  1. ^ Brusca, Richard C; Brusca, Gary J (2003). Invertebrates. ISBN 978-0-87893-097-5..mw-parser-output cite.citation{font-style:inherit}.mw-parser-output q{quotes:"""""'"'"}.mw-parser-output code.cs1-code{color:inherit;background:inherit;border:inherit;padding:inherit}.mw-parser-output .cs1-lock-free a{background:url("//upload.wikimedia.org/wikipedia/commons/thumb/6/65/Lock-green.svg/9px-Lock-green.svg.png")no-repeat;background-position:right .1em center}.mw-parser-output .cs1-lock-limited a,.mw-parser-output .cs1-lock-registration a{background:url("//upload.wikimedia.org/wikipedia/commons/thumb/d/d6/Lock-gray-alt-2.svg/9px-Lock-gray-alt-2.svg.png")no-repeat;background-position:right .1em center}.mw-parser-output .cs1-lock-subscription a{background:url("//upload.wikimedia.org/wikipedia/commons/thumb/a/aa/Lock-red-alt-2.svg/9px-Lock-red-alt-2.svg.png")no-repeat;background-position:right .1em center}.mw-parser-output .cs1-subscription,.mw-parser-output .cs1-registration{color:#555}.mw-parser-output .cs1-subscription span,.mw-parser-output .cs1-registration span{border-bottom:1px dotted;cursor:help}.mw-parser-output .cs1-hidden-error{display:none;font-size:100%}.mw-parser-output .cs1-visible-error{font-size:100%}.mw-parser-output .cs1-subscription,.mw-parser-output .cs1-registration,.mw-parser-output .cs1-format{font-size:95%}.mw-parser-output .cs1-kern-left,.mw-parser-output .cs1-kern-wl-left{padding-left:0.2em}.mw-parser-output .cs1-kern-right,.mw-parser-output .cs1-kern-wl-right{padding-right:0.2em} page 347
  2. ^ a b c d e Barnes, Robert D. (1982). Invertebrate Zoology. Philadelphia, PA: Holt-Saunders International. pp. 286–288. ISBN 0-03-056747-5.
  3. ^ Neuhaus, B.; Higgins, R. P. (2002). "Ultrastructure, Biology, and Phylogenetic Relationships of Kinorhyncha". Integrative and Comparative Biology. 42 (3): 619–32. doi:10.1093/icb/42.3.619. PMID 21708758.
  4. ^ Meet the mud dragon—the tiny animal that lives on the beach - Phys.org
  5. ^ a b Sørensen, M. V. et al. Phylogeny of Kinorhyncha based on morphology and two molecular loci. PLoS One 10, 1–33 (2015).
  6. ^ Altenburger, Andreas; Rho, Hyun S.; Chang, Cheon Y.; Sørensen, Martin V. (December 2015). "Zelinkaderes yong sp. nov. from Korea – the first recording of Zelinkaderes (Kinorhyncha: Cyclorhagida) in Asia". Zoological Studies. 54 (25). doi:10.1186/s40555-014-0103-6.
  7. ^ "Species list of Kinorhyncha - Hiroshi Yamasaki website". sites.google.com. Retrieved 2018-09-20.

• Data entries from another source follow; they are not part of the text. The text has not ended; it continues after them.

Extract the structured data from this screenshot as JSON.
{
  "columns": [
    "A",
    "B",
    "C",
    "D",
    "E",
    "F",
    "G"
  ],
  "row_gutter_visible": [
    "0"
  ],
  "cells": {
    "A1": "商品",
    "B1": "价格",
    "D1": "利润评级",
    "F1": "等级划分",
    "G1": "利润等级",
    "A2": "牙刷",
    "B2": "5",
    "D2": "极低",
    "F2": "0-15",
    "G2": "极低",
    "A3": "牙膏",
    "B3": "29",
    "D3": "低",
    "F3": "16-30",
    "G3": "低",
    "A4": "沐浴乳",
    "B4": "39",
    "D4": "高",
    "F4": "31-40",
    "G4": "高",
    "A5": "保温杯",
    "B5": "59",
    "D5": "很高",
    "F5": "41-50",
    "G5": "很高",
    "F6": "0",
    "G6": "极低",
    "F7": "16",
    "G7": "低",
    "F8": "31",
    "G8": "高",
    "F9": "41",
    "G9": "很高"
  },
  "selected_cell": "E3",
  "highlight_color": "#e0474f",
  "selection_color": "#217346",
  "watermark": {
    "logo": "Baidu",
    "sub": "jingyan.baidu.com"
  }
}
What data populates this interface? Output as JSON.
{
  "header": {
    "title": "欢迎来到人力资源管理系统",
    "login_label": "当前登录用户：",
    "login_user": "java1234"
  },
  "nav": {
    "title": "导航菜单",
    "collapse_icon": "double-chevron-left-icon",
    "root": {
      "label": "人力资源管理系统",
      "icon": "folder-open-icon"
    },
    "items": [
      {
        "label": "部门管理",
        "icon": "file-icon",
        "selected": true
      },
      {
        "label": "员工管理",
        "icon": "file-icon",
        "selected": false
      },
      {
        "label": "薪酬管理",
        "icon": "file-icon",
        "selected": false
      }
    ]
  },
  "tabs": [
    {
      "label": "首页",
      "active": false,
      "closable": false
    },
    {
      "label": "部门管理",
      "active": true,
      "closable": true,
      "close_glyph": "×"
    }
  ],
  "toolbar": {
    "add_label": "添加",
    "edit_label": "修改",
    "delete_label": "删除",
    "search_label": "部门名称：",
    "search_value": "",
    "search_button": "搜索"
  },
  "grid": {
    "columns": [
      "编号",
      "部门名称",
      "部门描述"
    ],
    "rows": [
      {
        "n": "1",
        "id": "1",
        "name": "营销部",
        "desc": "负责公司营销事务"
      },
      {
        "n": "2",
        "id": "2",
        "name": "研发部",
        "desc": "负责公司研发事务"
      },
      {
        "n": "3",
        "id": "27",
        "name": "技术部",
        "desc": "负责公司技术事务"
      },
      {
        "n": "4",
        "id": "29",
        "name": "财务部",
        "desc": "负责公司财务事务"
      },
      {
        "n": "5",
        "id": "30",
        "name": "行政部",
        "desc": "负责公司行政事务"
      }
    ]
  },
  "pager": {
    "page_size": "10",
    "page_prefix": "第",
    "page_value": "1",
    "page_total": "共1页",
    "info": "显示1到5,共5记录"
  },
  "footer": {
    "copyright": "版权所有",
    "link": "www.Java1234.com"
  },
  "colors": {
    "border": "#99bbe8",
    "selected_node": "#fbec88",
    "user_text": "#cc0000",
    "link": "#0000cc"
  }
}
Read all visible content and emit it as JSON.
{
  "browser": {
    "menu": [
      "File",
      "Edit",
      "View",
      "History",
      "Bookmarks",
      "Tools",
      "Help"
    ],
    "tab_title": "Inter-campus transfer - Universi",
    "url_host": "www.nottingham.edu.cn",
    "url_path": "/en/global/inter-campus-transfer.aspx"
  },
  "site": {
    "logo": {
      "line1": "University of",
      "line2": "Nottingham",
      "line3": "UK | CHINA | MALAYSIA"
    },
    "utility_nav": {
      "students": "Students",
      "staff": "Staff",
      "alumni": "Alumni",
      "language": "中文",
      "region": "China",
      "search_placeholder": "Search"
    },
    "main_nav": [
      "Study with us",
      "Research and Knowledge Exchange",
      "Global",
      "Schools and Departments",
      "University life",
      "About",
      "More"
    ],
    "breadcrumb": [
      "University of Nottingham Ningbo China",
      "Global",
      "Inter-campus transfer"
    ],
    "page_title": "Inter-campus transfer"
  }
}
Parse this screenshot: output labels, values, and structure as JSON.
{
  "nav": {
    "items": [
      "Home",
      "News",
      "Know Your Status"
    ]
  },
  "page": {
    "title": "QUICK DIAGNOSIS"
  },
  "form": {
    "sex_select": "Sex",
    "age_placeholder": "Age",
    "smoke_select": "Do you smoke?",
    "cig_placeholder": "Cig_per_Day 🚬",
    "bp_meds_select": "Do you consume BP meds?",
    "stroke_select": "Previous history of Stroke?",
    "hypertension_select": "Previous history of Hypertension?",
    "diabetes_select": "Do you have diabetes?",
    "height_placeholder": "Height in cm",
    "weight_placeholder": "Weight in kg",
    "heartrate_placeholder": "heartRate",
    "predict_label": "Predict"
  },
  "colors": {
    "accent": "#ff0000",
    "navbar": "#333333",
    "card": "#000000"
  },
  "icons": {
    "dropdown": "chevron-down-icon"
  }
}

license
cc-by-sa-3.0
copyright
Wikipedia authors and editors
original
visit source
partner site
wikipedia EN

Kinorhyncha: Brief Summary

provided by wikipedia EN

Kinorhyncha (Ancient Greek: κινέω, translit. kīnéō, lit. 'I move', ῥύγχος rhúnkhos "snout") is a phylum of small (1 mm or less) marine invertebrates that are widespread in mud or sand at all depths as part of the meiobenthos. They are also called mud dragons.

license
cc-by-sa-3.0
copyright
Wikipedia authors and editors
original
visit source
partner site
wikipedia EN